Brit-based singer/songwriter, Melissa James first began singing seriously while at university, influenced by the likes of Bessie Smith, Billie Holiday and Nina Simone and the writings of Joni Mitchell.
Acquiring a vocal coach who teamed her with composer and jazz pianist, Ross Lorraine, the two embarked on writing for the Joe Leach-produced project here, which has been some three years in gestation.
With just two exceptions – Hoagy Carmichael’s ‘I Get Along Without You Very Well’, previously recorded by (among others) two of Melissa’s inspirations, Billie Holiday and Nina Simone, and Eric Bibbs’ ‘Don’t Ever Let Nobody Drag Your Spirit Down’, offered up in, indeed, spirited fashion with a slight gospel feel – the James/Lorraine team penned the varied selection of songs, each one enhanced by Melissa’s strong and soulful vocals.
It’s the slow-funk of ‘Don’t You Keep Yourself Down’ that opens the whole by way of just a strumming bass support before organ and brass come in and the whole thing goes along nicely until James Pusey’s guitar work takes a rather too rock- slanted approach. (No matter, it’s the only time on the whole album where I want to adversely criticise the musicial support, which comes from a coterie of ten players.)

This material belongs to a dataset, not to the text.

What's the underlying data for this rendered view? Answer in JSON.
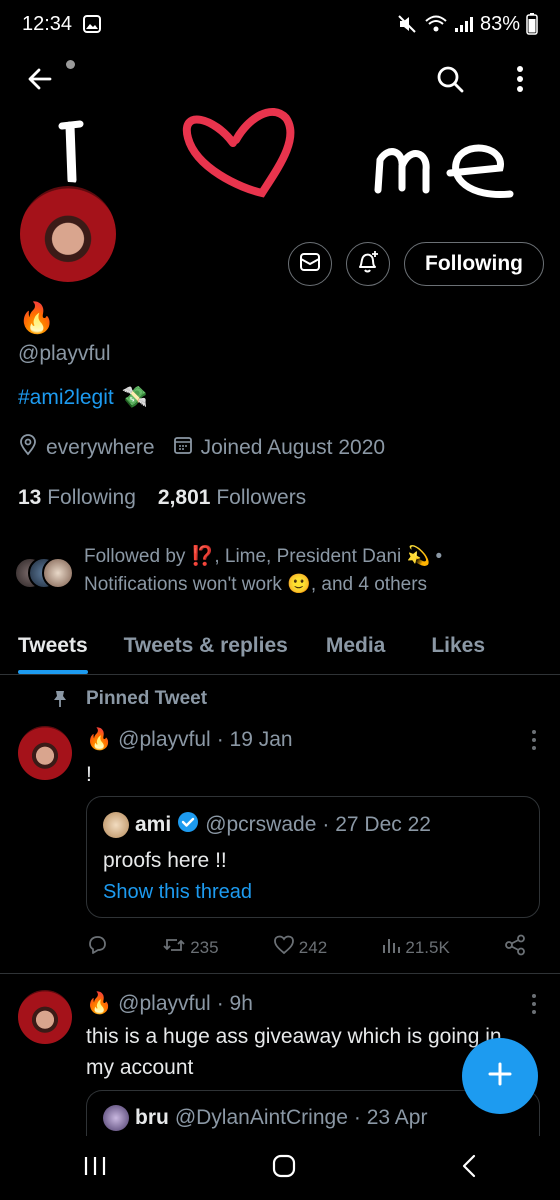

There’s a gentle feel to much of the set which so complements the lady, whether by way of the toe-tapping, pop-slanted, horn and percussion-backed ‘Little Caged Bird’, the floating ‘Do You Remember When’, the lilting ‘Long Road Travelled’ or ‘Day Dawns’, the title track, where Nick Ramm’s piano is also much to the fore. Further effective piano work can be found on the perky, ‘Sing’, where Kevin Leo joins Melissa in front of the mic, while finger-clicks and Larry Bartley’s upright bass are the only background to ‘You Make Me Feel Good’.
A trio of delicious downtempo items comes in the shape of the ballad, ‘I Need You Here’, with an atmospheric organ break and with Kevin Leo returning to help (on background vocals); on the tenderoonie, ‘I Miss You’, the musical support strengthens two minutes in and the vocals build over an ever-increasing backdrop, while ‘Precious Time’ contains sympathetic guitar adding to the whole thing.
This most auspicious debut concludes with ‘Have A Good Day’, a sunny – as befits the lyrics – fun song with sax and piano to the fore. It should be noted that the set is not officially released until June 25. In the meantime, Melissa is doing some gigs as a pre-launch and you can, of course, get your advance orders in for the CD.
David Cole – In The Basement, May 2012